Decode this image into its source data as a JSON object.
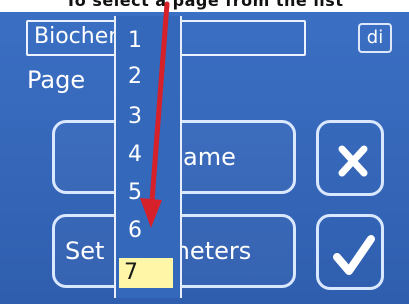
{
  "header": {
    "caption": "To select a page from the list"
  },
  "form": {
    "name_value": "Biochem",
    "di_label": "di",
    "page_label": "Page"
  },
  "buttons": {
    "name_label": "ame",
    "set_parameters_label": "Set parameters",
    "cancel_icon": "x-icon",
    "ok_icon": "check-icon"
  },
  "page_list": {
    "items": [
      "1",
      "2",
      "3",
      "4",
      "5",
      "6",
      "7"
    ],
    "selected": "7"
  },
  "annotation": {
    "arrow_color": "#d6202a",
    "arrow_icon": "red-arrow"
  },
  "colors": {
    "background": "#3566b8",
    "selected_item": "#fff6a8",
    "border": "#d9e7ff"
  }
}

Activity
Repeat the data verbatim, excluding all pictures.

Exercise solution
Decode this image into its source data as a JSON object.
{
  "header": {
    "caption": "To select a page from the list"
  },
  "form": {
    "name_value": "Biochem",
    "di_label": "di",
    "page_label": "Page"
  },
  "buttons": {
    "name_label": "ame",
    "set_parameters_label": "Set parameters",
    "cancel_icon": "x-icon",
    "ok_icon": "check-icon"
  },
  "page_list": {
    "items": [
      "1",
      "2",
      "3",
      "4",
      "5",
      "6",
      "7"
    ],
    "selected": "7"
  },
  "annotation": {
    "arrow_color": "#d6202a",
    "arrow_icon": "red-arrow"
  },
  "colors": {
    "background": "#3566b8",
    "selected_item": "#fff6a8",
    "border": "#d9e7ff"
  }
}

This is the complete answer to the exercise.